● **To do**:
The full data, repeated exactly, is the only answer needed.
** Opening Information block **
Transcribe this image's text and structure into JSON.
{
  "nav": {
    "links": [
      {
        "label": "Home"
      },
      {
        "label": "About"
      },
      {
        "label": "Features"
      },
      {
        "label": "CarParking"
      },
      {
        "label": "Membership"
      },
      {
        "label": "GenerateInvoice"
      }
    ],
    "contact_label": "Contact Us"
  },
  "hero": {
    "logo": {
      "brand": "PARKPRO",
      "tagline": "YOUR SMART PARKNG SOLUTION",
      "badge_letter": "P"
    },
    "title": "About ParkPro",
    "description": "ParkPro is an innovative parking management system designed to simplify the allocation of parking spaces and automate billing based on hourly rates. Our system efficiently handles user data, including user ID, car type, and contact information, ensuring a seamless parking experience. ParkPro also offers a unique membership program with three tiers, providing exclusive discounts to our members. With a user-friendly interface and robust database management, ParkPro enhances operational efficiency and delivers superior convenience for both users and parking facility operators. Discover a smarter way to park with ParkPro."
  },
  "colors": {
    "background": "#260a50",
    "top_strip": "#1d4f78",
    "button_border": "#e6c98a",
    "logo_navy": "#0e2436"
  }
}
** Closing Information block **
● **Task output**:
Transcribe this image's text and structure into JSON.
{
  "nav": {
    "links": [
      {
        "label": "Home"
      },
      {
        "label": "About"
      },
      {
        "label": "Features"
      },
      {
        "label": "CarParking"
      },
      {
        "label": "Membership"
      },
      {
        "label": "GenerateInvoice"
      }
    ],
    "contact_label": "Contact Us"
  },
  "hero": {
    "logo": {
      "brand": "PARKPRO",
      "tagline": "YOUR SMART PARKNG SOLUTION",
      "badge_letter": "P"
    },
    "title": "About ParkPro",
    "description": "ParkPro is an innovative parking management system designed to simplify the allocation of parking spaces and automate billing based on hourly rates. Our system efficiently handles user data, including user ID, car type, and contact information, ensuring a seamless parking experience. ParkPro also offers a unique membership program with three tiers, providing exclusive discounts to our members. With a user-friendly interface and robust database management, ParkPro enhances operational efficiency and delivers superior convenience for both users and parking facility operators. Discover a smarter way to park with ParkPro."
  },
  "colors": {
    "background": "#260a50",
    "top_strip": "#1d4f78",
    "button_border": "#e6c98a",
    "logo_navy": "#0e2436"
  }
}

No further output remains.